For example, the notion that getting chilled can cause one to catch a cold is dismissed as an old wives’ tale by many usually reliable sources. However, a careful search of the peer-reviewed scientific literature turns up a more interesting story, which is revealed in the first Q&A in Chapter 5. This illustrates a unique feature of Curious Folks Ask. The concise, palatable answers highlight not just what is known, but also where gaps in scientific understanding exist. Perhaps these mysteries will even inspire a young reader or two to take up the torch and begin a journey into scientific research.

This book is organized into eight chapters of questions and answers about humans and our creations, encompassing a plethora of topics in human biology, rounded out with a touch of chemistry and physics. Individual Q&As are self-contained but are grouped according to the natural themes that arise in people’s questions. The questions range from the products of our civilization, to our bodies and how they work, to the nemeses that bring us down, to what makes us tick, to the latest health fads.

• Chapter 1, “Ingenious Inventions.” Whether high-tech or seemingly mundane, ancient or futuristic, interesting science is behind every one of our inventions. Folks ponder their origins, how they work, and how to troubleshoot them.

• Chapter 2, “Chemical Concoctions.” Chemical-free is the latest silly buzzword being used to market food, personal-care products, and other stuff. Of course, everything, including us, is made of chemicals. Questions about fuel, soap, decaffeination, glue, and more provide insights into the amazing power of chemistry to transform our lives.

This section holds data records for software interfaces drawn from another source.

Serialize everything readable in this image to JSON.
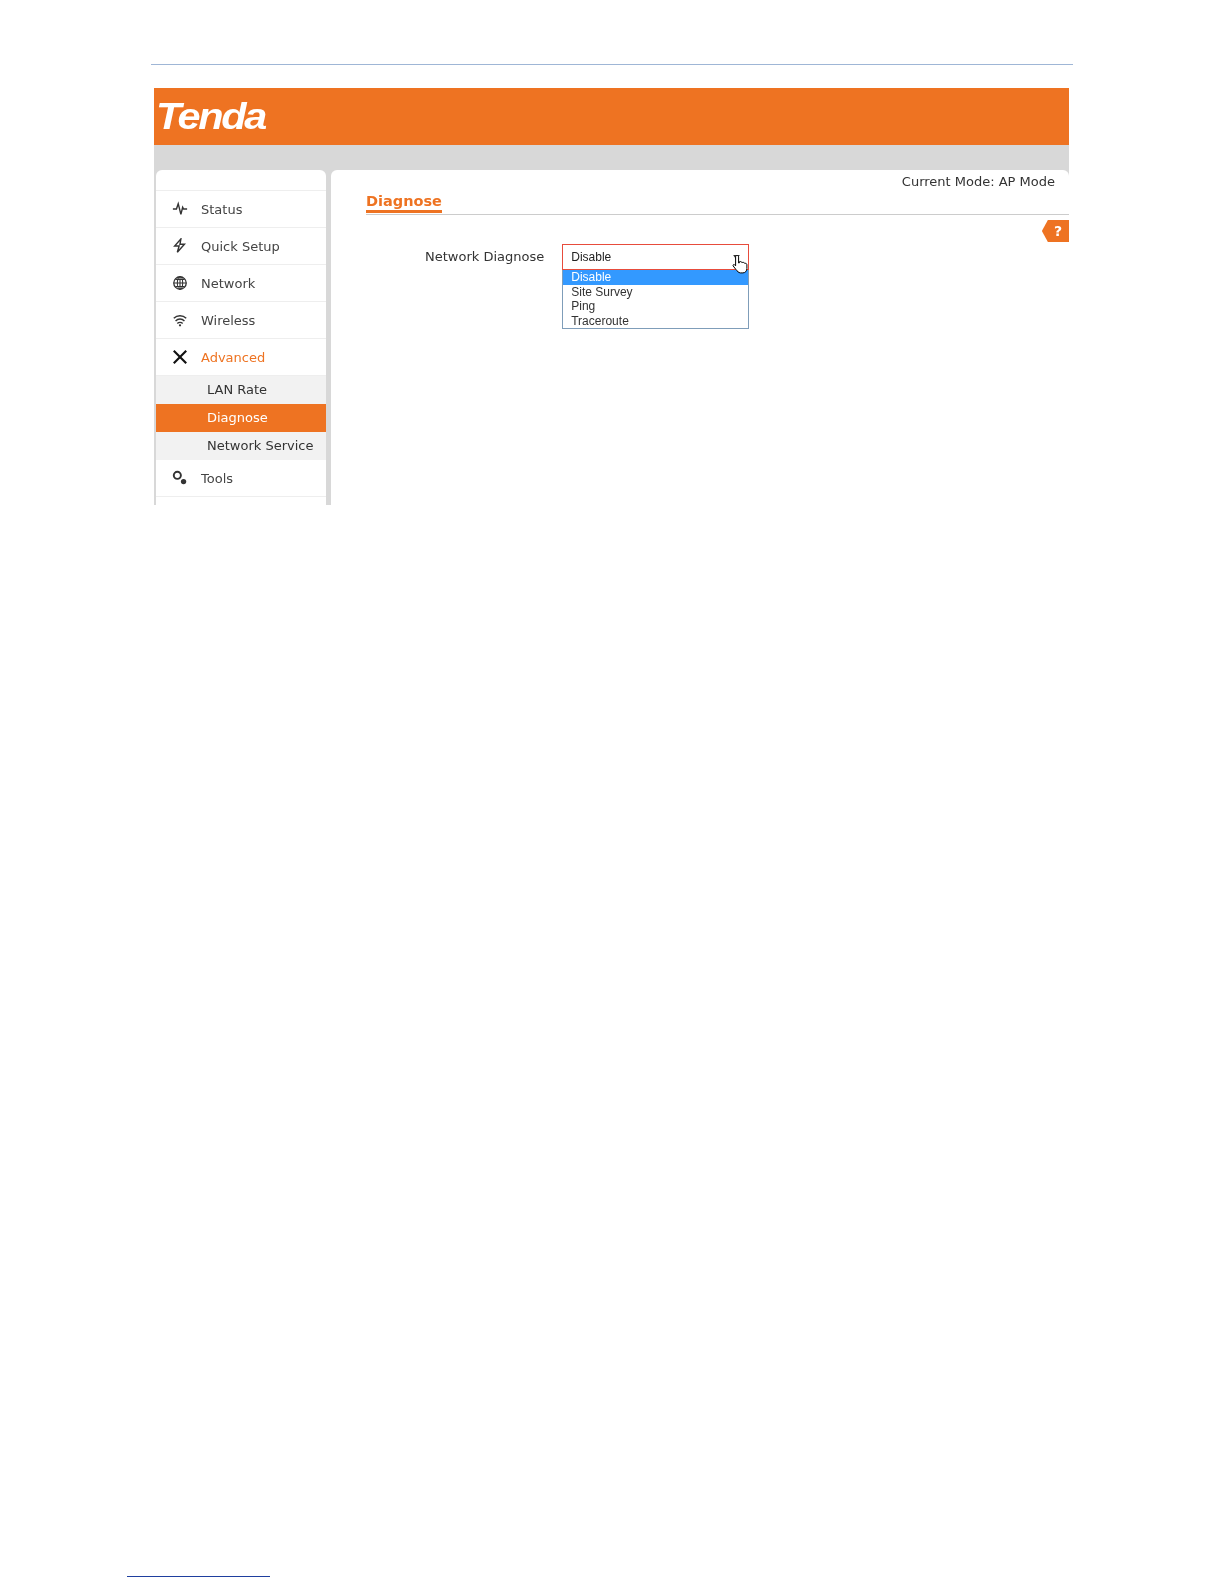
{
  "header": {
    "logo": "Tenda"
  },
  "sidebar": {
    "items": [
      {
        "label": "Status",
        "expanded": false
      },
      {
        "label": "Quick Setup",
        "expanded": false
      },
      {
        "label": "Network",
        "expanded": false
      },
      {
        "label": "Wireless",
        "expanded": false
      },
      {
        "label": "Advanced",
        "expanded": true,
        "children": [
          {
            "label": "LAN Rate",
            "selected": false
          },
          {
            "label": "Diagnose",
            "selected": true
          },
          {
            "label": "Network Service",
            "selected": false
          }
        ]
      },
      {
        "label": "Tools",
        "expanded": false
      }
    ]
  },
  "content": {
    "mode": "Current Mode: AP Mode",
    "title": "Diagnose",
    "help": "?",
    "field": {
      "label": "Network Diagnose",
      "value": "Disable",
      "open": true,
      "options": [
        {
          "label": "Disable",
          "selected": true
        },
        {
          "label": "Site Survey",
          "selected": false
        },
        {
          "label": "Ping",
          "selected": false
        },
        {
          "label": "Traceroute",
          "selected": false
        }
      ]
    }
  }
}
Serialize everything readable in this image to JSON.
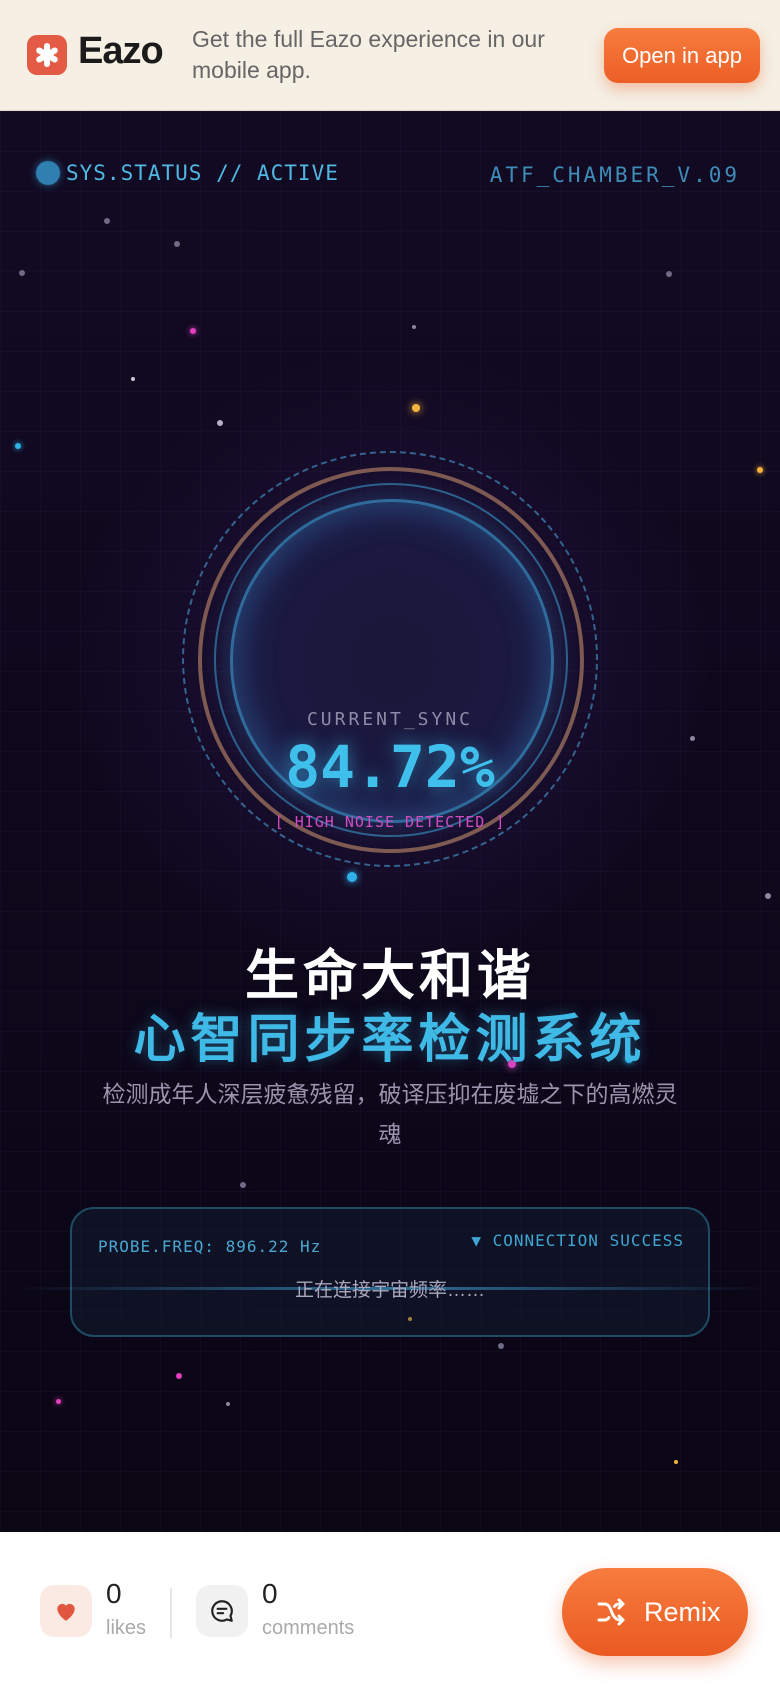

• Chapter 3, “Body Parts.” Wisdom teeth, appendix, knuckles, and toes—our body parts are mysterious, and sometimes downright odd. How we get our parts, why we have them, and what they do are some of the things people ponder.

• Chapter 4, “Bodily Functions.” Itching, yawning, sneezing, sweating—our bodies are rather busy, even when we are doing nothing. Kids, and folks who have grown into perfectly civilized adults, wonder how and why their bodies work as they do.

• Chapter 5, “Pesky Pathogens.” Viruses, bacteria, and now prions sure do make it hard to stay healthy. No matter how far medicine advances, they continue to outsmart us. How to keep ahead of these pesky, and sometimes deadly, pathogens is never far from people’s minds.

• Chapter 6, “Assorted Ailments.” When we are not under siege by microbes, we still have aches and pains, illnesses, and embarrassing conditions. Young and old alike ask what causes them and why they occur.

• Chapter 7, “Uniquely Human.” How we got here, what sets us apart from our fellow creatures, and what makes us feel a certain way may be age-old questions, but modern research is constantly providing a fresh perspective.

• Chapter 8, “Health Nuts.” Health advice seems to change every time we pick up a newspaper. From carbs, to free radicals, to gaining the most benefit from exercise, health nuts want the real scoop.

It’s all here: the myths, mysteries, oddities, familiar but strange, everyday to exotic. Each answer succinctly synthesizes the current state of a body of research so that you can answer the “whys” of a child in your life, captivate people at cocktail parties, or just satisfy your own inquiring mind.